Online search systems that display ads continually offer new features that advertisers can use to fine-tune and enhance their ad campaigns. An important question is whether a new feature actually helps advertisers. In an ideal world for statisticians, we would answer this question by running a statistically designed experiment. But that would require randomly assigning a set of advertisers to the treatment group and forcing them to use the feature, which is not realistic. Accordingly, in the real world, new features for advertisers are seldom evaluated with a traditional experimental protocol. Instead, customer service representatives (CSRs) select advertisers who are invited to be among the first to test a new feature (i.e., white-listed), and then each white-listed advertiser chooses whether or not to use the new feature. Neither the CSR nor the advertiser chooses at random.
This paper addresses the problem of drawing valid inferences from white-list trials about the effects of new features on advertiser happiness. We are guided by three principles. First, statistical procedures for white-list trials are likely to be applied in an automated way, so they should be robust to violations of modeling assumptions. Second, standard analysis tools should be preferred over custom-built ones, both for clarity and for robustness. Standard tools have withstood the test of time and have been thoroughly debugged. Finally, it should be easy to compute reliable confidence intervals for the estimator. We review an estimator that has all these attributes, allowing us to make valid inferences about the effects of a new feature on advertiser happiness.

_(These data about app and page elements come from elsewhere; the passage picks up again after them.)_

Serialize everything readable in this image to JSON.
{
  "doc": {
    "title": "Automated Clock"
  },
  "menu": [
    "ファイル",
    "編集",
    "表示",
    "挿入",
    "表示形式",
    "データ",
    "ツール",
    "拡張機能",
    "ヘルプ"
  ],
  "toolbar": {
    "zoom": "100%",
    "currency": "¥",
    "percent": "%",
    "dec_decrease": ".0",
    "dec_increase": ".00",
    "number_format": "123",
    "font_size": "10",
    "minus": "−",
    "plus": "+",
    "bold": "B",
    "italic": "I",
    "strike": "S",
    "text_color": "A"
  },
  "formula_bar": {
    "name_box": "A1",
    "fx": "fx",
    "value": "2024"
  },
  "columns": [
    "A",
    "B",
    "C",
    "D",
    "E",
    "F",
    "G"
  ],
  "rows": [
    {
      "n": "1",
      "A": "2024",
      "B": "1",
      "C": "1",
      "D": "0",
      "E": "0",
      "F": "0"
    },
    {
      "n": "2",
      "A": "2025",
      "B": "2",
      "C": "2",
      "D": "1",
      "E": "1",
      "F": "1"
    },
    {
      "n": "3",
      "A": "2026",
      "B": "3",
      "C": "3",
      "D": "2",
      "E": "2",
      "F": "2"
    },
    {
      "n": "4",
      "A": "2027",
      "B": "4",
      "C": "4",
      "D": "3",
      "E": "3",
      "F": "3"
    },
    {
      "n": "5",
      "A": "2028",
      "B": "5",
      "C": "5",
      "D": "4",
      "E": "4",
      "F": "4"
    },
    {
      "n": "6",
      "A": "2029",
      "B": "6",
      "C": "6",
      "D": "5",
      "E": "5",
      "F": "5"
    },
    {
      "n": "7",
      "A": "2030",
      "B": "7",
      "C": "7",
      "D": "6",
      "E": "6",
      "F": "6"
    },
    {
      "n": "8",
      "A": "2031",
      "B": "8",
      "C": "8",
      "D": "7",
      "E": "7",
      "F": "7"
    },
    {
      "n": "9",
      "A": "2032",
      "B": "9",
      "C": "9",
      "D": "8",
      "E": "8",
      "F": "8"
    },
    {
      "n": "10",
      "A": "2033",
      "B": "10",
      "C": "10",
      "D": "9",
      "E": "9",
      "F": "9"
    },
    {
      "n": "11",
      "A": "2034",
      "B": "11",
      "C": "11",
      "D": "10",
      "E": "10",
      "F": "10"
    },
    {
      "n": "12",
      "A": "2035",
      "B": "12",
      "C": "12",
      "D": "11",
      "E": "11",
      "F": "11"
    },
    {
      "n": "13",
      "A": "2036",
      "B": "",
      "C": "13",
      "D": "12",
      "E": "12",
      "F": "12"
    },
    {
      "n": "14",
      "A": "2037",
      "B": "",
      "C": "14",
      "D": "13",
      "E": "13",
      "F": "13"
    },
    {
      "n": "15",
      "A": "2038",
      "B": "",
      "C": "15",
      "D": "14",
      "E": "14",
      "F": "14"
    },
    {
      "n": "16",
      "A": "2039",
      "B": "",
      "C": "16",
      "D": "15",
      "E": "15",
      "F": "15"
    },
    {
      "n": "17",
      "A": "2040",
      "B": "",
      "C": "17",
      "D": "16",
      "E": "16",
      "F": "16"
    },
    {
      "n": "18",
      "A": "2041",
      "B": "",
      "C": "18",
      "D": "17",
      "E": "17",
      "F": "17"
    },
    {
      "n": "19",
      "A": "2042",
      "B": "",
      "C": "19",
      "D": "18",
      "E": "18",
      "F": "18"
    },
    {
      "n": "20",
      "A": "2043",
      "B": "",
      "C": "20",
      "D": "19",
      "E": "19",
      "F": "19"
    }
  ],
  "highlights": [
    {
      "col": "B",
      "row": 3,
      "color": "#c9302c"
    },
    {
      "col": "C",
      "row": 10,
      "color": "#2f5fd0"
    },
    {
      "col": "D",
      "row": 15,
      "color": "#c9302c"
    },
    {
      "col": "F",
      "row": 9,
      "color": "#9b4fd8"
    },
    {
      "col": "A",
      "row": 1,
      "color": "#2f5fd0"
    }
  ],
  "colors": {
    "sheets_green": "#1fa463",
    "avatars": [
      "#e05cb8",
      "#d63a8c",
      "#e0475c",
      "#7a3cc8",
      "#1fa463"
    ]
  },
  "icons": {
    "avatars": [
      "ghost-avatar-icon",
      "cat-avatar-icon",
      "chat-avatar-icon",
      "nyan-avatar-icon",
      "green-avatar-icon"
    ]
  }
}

In the example in this paper, the new feature was introduced during the holiday shopping season, thereby further complicating the analysis.